Finding the The Racin’ Connection, Inc.’s argument of laches unavailing, the 3-member Panel found that the domain name was confusingly similar to the NASCAR mark. The Panel noted that there is a split in URPD cases regarding whether a bona fide offering of goods or services on a reseller’s (authorized or not) website using a mark in a domain name confers a legitimate interest on the reseller. In this case, the Panel found that The Racin’ Connection, Inc.’s use of the NASCAR mark in its domain name did confer such rights. (The Panel considered several factors from the previous Oki Data case paramount: The Racin’ Connection, Inc. was only offering NASCAR tours; the website disclosed the parties’ relationship; and the respondent did not try to “corner the market” in domain names incorporating the mark). Finally, the Panel found that The Racin’ Connection, Inc.’s sales of NASCAR tours since 1992 and disclaimer on its website coupled with a lack of evidence from NASCAR as to any actual consumer confusion negated a finding of bad faith in its registration or use of the domain name.

Ultimately, despite confusing similarity between the domain name and the NASCAR mark, given the good faith use of the mark in connection with a bona fide offering of services and the rights created thereby, NASCAR was not able to stop the use of its mark in a domain name.
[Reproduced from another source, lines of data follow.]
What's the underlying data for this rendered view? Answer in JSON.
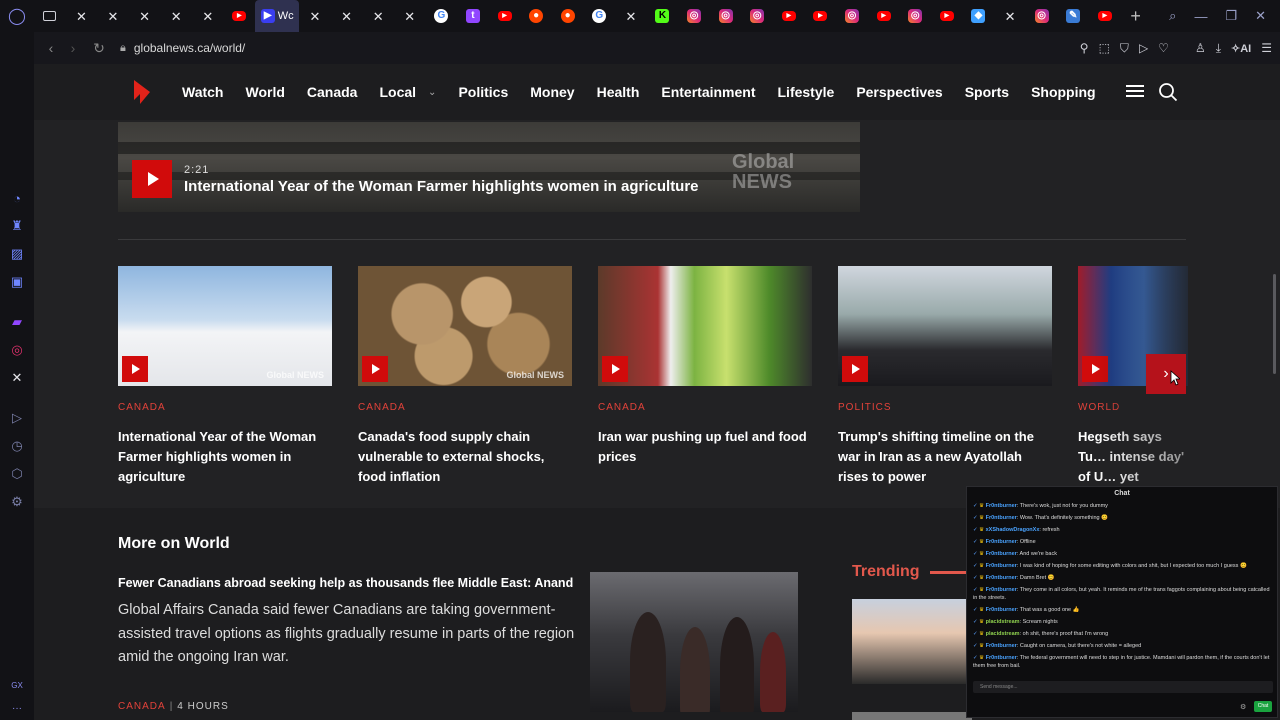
{
  "browser": {
    "url": "globalnews.ca/world/",
    "active_tab_label": "Wc",
    "tabs": [
      "mail",
      "x",
      "x",
      "x",
      "x",
      "x",
      "yt",
      "wc",
      "x",
      "x",
      "x",
      "x",
      "g",
      "tw",
      "yt",
      "rd",
      "rd",
      "g",
      "x",
      "kk",
      "ig",
      "ig",
      "ig",
      "yt",
      "yt",
      "ig",
      "yt",
      "ig",
      "yt",
      "bl",
      "x",
      "ig",
      "pen",
      "yt"
    ],
    "ai_label": "AI",
    "sidebar_label": "GX"
  },
  "site_nav": {
    "items": [
      "Watch",
      "World",
      "Canada",
      "Local",
      "Politics",
      "Money",
      "Health",
      "Entertainment",
      "Lifestyle",
      "Perspectives",
      "Sports",
      "Shopping"
    ]
  },
  "hero": {
    "duration": "2:21",
    "title": "International Year of the Woman Farmer highlights women in agriculture",
    "watermark_line1": "Global",
    "watermark_line2": "NEWS"
  },
  "cards": [
    {
      "category": "CANADA",
      "title": "International Year of the Woman Farmer highlights women in agriculture",
      "watermark": "Global NEWS"
    },
    {
      "category": "CANADA",
      "title": "Canada's food supply chain vulnerable to external shocks, food inflation",
      "watermark": "Global NEWS"
    },
    {
      "category": "CANADA",
      "title": "Iran war pushing up fuel and food prices",
      "watermark": ""
    },
    {
      "category": "POLITICS",
      "title": "Trump's shifting timeline on the war in Iran as a new Ayatollah rises to power",
      "watermark": ""
    },
    {
      "category": "WORLD",
      "title": "Hegseth says Tu… intense day' of U… yet",
      "watermark": ""
    }
  ],
  "more_on_world": {
    "heading": "More on World",
    "article_title": "Fewer Canadians abroad seeking help as thousands flee Middle East: Anand",
    "article_summary": "Global Affairs Canada said fewer Canadians are taking government-assisted travel options as flights gradually resume in parts of the region amid the ongoing Iran war.",
    "article_category": "CANADA",
    "article_time": "4 HOURS",
    "meta_separator": "|"
  },
  "trending": {
    "heading": "Trending"
  },
  "chat": {
    "title": "Chat",
    "messages": [
      {
        "user": "Fr0ntburner",
        "text": "There's wok, just not for you dummy"
      },
      {
        "user": "Fr0ntburner",
        "text": "Wow. That's definitely something 😊"
      },
      {
        "user": "xXShadowDragonXx",
        "text": "refresh"
      },
      {
        "user": "Fr0ntburner",
        "text": "Offline"
      },
      {
        "user": "Fr0ntburner",
        "text": "And we're back"
      },
      {
        "user": "Fr0ntburner",
        "text": "I was kind of hoping for some editing with colors and shit, but I expected too much I guess 😊"
      },
      {
        "user": "Fr0ntburner",
        "text": "Damn Bret 😊"
      },
      {
        "user": "Fr0ntburner",
        "text": "They come in all colors, but yeah. It reminds me of the trans faggots complaining about being catcalled in the streets."
      },
      {
        "user": "Fr0ntburner",
        "text": "That was a good one 👍"
      },
      {
        "user": "placidstream",
        "text": "Scream nights"
      },
      {
        "user": "placidstream",
        "text": "oh shit, there's proof that I'm wrong"
      },
      {
        "user": "Fr0ntburner",
        "text": "Caught on camera, but there's not white = alleged"
      },
      {
        "user": "Fr0ntburner",
        "text": "The federal government will need to step in for justice. Mamdani will pardon them, if the courts don't let them free from bail."
      }
    ],
    "input_placeholder": "Send message...",
    "send_label": "Chat"
  }
}
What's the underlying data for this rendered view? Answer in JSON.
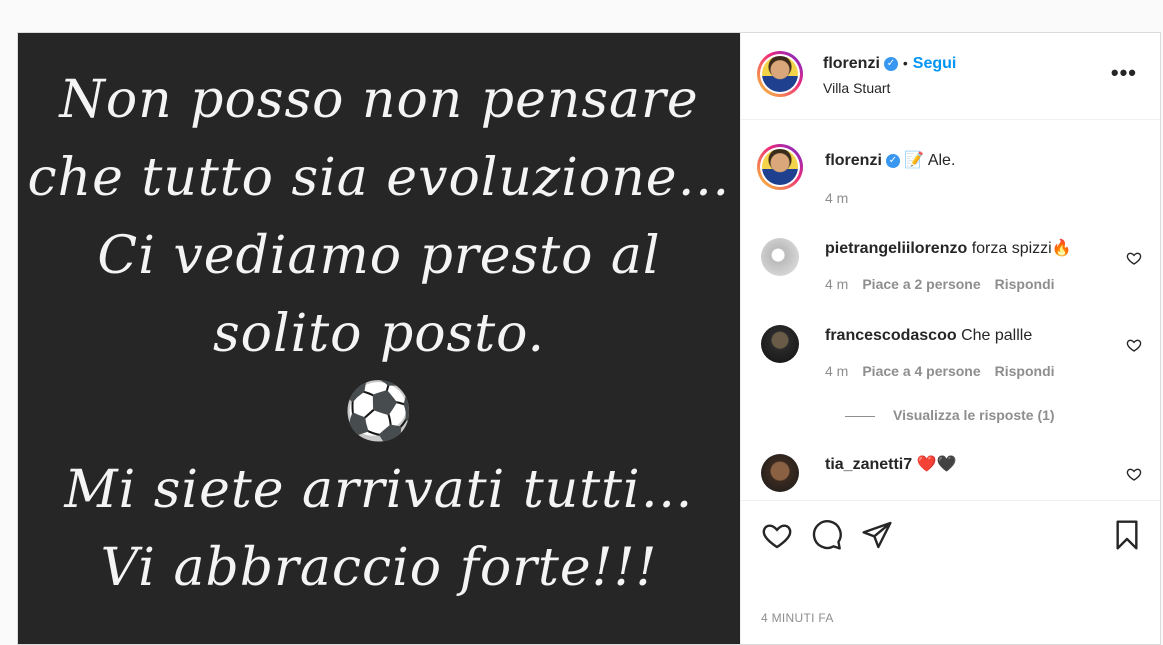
{
  "media": {
    "lines": [
      "Non posso non pensare",
      "che tutto sia evoluzione…",
      "Ci vediamo presto al",
      "solito posto.",
      "⚽",
      "Mi siete arrivati tutti…",
      "Vi abbraccio forte!!!"
    ]
  },
  "header": {
    "username": "florenzi",
    "dot": "•",
    "follow_label": "Segui",
    "location": "Villa Stuart",
    "more": "•••"
  },
  "caption": {
    "username": "florenzi",
    "text": "📝 Ale.",
    "time": "4 m"
  },
  "comments": [
    {
      "username": "pietrangeliilorenzo",
      "text": "forza spizzi🔥",
      "time": "4 m",
      "likes": "Piace a 2 persone",
      "reply": "Rispondi"
    },
    {
      "username": "francescodascoo",
      "text": "Che pallle",
      "time": "4 m",
      "likes": "Piace a 4 persone",
      "reply": "Rispondi",
      "view_replies": "Visualizza le risposte (1)"
    },
    {
      "username": "tia_zanetti7",
      "text": "❤️🖤"
    }
  ],
  "footer": {
    "time_ago": "4 MINUTI FA"
  },
  "icons": {
    "like": "heart-icon",
    "comment": "comment-icon",
    "share": "paper-plane-icon",
    "save": "bookmark-icon"
  }
}
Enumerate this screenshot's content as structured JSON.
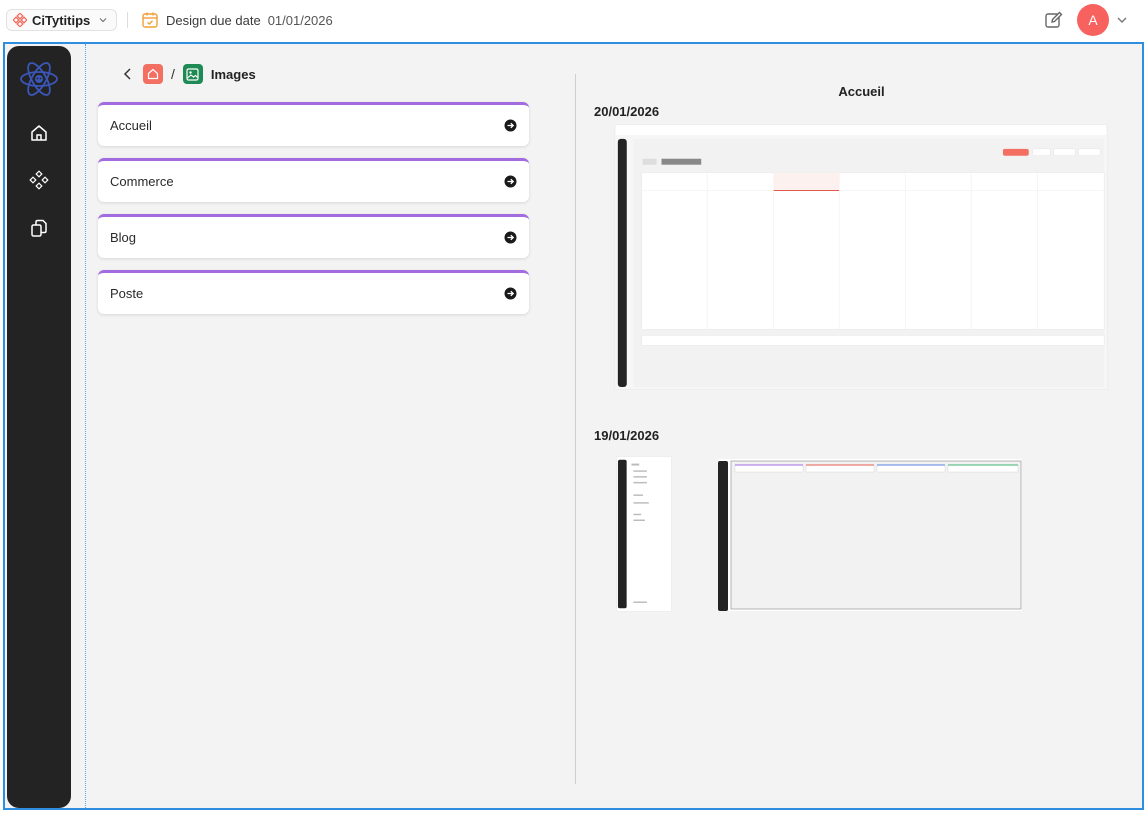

The Full text of the Decision is available at: http://www.wipo.int/amc/en/domains/decisions/html/2007/d2007-1524.html